- _HOW TO COMPLETE THIS TASK_
Retype every entry precisely and keep each line whole.

== Segment start ==

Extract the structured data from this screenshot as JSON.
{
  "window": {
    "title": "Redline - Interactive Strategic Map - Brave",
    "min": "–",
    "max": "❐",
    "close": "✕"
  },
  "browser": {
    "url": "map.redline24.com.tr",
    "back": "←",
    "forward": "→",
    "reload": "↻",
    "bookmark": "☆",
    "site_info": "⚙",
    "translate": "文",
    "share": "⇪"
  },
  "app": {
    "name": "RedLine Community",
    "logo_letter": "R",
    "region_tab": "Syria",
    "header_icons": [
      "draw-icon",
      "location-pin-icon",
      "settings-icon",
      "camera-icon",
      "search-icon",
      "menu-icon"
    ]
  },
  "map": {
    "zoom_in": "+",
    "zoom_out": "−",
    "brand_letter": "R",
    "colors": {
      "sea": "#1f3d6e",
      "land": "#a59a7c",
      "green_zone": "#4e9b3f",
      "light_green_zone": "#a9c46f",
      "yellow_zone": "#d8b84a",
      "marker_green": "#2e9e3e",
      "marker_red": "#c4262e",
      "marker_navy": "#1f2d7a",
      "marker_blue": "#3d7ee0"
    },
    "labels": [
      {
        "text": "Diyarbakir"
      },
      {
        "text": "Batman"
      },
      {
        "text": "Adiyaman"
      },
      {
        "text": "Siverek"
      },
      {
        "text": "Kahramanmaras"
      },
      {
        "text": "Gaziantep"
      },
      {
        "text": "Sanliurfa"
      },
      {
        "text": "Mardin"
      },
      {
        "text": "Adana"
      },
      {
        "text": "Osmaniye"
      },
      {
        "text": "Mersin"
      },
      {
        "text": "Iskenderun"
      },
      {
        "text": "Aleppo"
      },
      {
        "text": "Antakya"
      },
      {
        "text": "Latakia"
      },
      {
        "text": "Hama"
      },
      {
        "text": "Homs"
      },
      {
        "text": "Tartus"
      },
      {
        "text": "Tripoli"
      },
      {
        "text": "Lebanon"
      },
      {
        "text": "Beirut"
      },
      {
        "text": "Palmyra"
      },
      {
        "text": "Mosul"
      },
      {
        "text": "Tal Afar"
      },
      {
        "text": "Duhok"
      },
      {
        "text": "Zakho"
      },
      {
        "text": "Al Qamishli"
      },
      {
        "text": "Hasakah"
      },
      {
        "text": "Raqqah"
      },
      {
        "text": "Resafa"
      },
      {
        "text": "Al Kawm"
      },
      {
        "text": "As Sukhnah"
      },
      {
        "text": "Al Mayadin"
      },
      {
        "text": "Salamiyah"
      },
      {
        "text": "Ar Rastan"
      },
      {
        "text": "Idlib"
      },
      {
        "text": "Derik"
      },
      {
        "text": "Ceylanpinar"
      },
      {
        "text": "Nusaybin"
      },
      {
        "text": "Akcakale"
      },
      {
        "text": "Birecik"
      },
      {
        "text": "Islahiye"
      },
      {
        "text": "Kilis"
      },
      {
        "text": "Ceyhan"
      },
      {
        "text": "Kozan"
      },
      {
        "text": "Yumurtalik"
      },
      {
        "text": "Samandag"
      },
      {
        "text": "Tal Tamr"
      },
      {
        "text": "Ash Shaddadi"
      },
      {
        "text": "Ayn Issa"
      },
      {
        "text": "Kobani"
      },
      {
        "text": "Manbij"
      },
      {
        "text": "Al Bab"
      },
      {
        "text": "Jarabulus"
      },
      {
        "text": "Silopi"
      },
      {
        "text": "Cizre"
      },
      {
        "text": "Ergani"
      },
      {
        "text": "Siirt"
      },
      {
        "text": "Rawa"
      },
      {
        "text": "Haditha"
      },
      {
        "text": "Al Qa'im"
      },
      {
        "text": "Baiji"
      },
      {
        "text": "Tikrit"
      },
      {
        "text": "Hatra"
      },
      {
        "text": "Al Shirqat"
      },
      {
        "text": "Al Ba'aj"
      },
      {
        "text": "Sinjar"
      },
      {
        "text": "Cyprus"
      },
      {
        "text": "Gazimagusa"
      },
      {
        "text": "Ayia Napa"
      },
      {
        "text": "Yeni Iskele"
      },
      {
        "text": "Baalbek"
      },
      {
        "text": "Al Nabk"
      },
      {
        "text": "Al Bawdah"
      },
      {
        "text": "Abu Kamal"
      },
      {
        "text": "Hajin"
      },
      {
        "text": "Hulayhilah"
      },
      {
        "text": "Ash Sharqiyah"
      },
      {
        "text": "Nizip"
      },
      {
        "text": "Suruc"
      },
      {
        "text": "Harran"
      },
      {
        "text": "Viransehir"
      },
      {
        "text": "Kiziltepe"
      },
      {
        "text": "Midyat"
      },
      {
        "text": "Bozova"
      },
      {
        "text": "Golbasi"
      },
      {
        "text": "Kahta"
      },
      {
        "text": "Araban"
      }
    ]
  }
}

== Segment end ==

- _RESPONSE TO THE TASK_
Extract the structured data from this screenshot as JSON.
{
  "window": {
    "title": "Redline - Interactive Strategic Map - Brave",
    "min": "–",
    "max": "❐",
    "close": "✕"
  },
  "browser": {
    "url": "map.redline24.com.tr",
    "back": "←",
    "forward": "→",
    "reload": "↻",
    "bookmark": "☆",
    "site_info": "⚙",
    "translate": "文",
    "share": "⇪"
  },
  "app": {
    "name": "RedLine Community",
    "logo_letter": "R",
    "region_tab": "Syria",
    "header_icons": [
      "draw-icon",
      "location-pin-icon",
      "settings-icon",
      "camera-icon",
      "search-icon",
      "menu-icon"
    ]
  },
  "map": {
    "zoom_in": "+",
    "zoom_out": "−",
    "brand_letter": "R",
    "colors": {
      "sea": "#1f3d6e",
      "land": "#a59a7c",
      "green_zone": "#4e9b3f",
      "light_green_zone": "#a9c46f",
      "yellow_zone": "#d8b84a",
      "marker_green": "#2e9e3e",
      "marker_red": "#c4262e",
      "marker_navy": "#1f2d7a",
      "marker_blue": "#3d7ee0"
    },
    "labels": [
      {
        "text": "Diyarbakir"
      },
      {
        "text": "Batman"
      },
      {
        "text": "Adiyaman"
      },
      {
        "text": "Siverek"
      },
      {
        "text": "Kahramanmaras"
      },
      {
        "text": "Gaziantep"
      },
      {
        "text": "Sanliurfa"
      },
      {
        "text": "Mardin"
      },
      {
        "text": "Adana"
      },
      {
        "text": "Osmaniye"
      },
      {
        "text": "Mersin"
      },
      {
        "text": "Iskenderun"
      },
      {
        "text": "Aleppo"
      },
      {
        "text": "Antakya"
      },
      {
        "text": "Latakia"
      },
      {
        "text": "Hama"
      },
      {
        "text": "Homs"
      },
      {
        "text": "Tartus"
      },
      {
        "text": "Tripoli"
      },
      {
        "text": "Lebanon"
      },
      {
        "text": "Beirut"
      },
      {
        "text": "Palmyra"
      },
      {
        "text": "Mosul"
      },
      {
        "text": "Tal Afar"
      },
      {
        "text": "Duhok"
      },
      {
        "text": "Zakho"
      },
      {
        "text": "Al Qamishli"
      },
      {
        "text": "Hasakah"
      },
      {
        "text": "Raqqah"
      },
      {
        "text": "Resafa"
      },
      {
        "text": "Al Kawm"
      },
      {
        "text": "As Sukhnah"
      },
      {
        "text": "Al Mayadin"
      },
      {
        "text": "Salamiyah"
      },
      {
        "text": "Ar Rastan"
      },
      {
        "text": "Idlib"
      },
      {
        "text": "Derik"
      },
      {
        "text": "Ceylanpinar"
      },
      {
        "text": "Nusaybin"
      },
      {
        "text": "Akcakale"
      },
      {
        "text": "Birecik"
      },
      {
        "text": "Islahiye"
      },
      {
        "text": "Kilis"
      },
      {
        "text": "Ceyhan"
      },
      {
        "text": "Kozan"
      },
      {
        "text": "Yumurtalik"
      },
      {
        "text": "Samandag"
      },
      {
        "text": "Tal Tamr"
      },
      {
        "text": "Ash Shaddadi"
      },
      {
        "text": "Ayn Issa"
      },
      {
        "text": "Kobani"
      },
      {
        "text": "Manbij"
      },
      {
        "text": "Al Bab"
      },
      {
        "text": "Jarabulus"
      },
      {
        "text": "Silopi"
      },
      {
        "text": "Cizre"
      },
      {
        "text": "Ergani"
      },
      {
        "text": "Siirt"
      },
      {
        "text": "Rawa"
      },
      {
        "text": "Haditha"
      },
      {
        "text": "Al Qa'im"
      },
      {
        "text": "Baiji"
      },
      {
        "text": "Tikrit"
      },
      {
        "text": "Hatra"
      },
      {
        "text": "Al Shirqat"
      },
      {
        "text": "Al Ba'aj"
      },
      {
        "text": "Sinjar"
      },
      {
        "text": "Cyprus"
      },
      {
        "text": "Gazimagusa"
      },
      {
        "text": "Ayia Napa"
      },
      {
        "text": "Yeni Iskele"
      },
      {
        "text": "Baalbek"
      },
      {
        "text": "Al Nabk"
      },
      {
        "text": "Al Bawdah"
      },
      {
        "text": "Abu Kamal"
      },
      {
        "text": "Hajin"
      },
      {
        "text": "Hulayhilah"
      },
      {
        "text": "Ash Sharqiyah"
      },
      {
        "text": "Nizip"
      },
      {
        "text": "Suruc"
      },
      {
        "text": "Harran"
      },
      {
        "text": "Viransehir"
      },
      {
        "text": "Kiziltepe"
      },
      {
        "text": "Midyat"
      },
      {
        "text": "Bozova"
      },
      {
        "text": "Golbasi"
      },
      {
        "text": "Kahta"
      },
      {
        "text": "Araban"
      }
    ]
  }
}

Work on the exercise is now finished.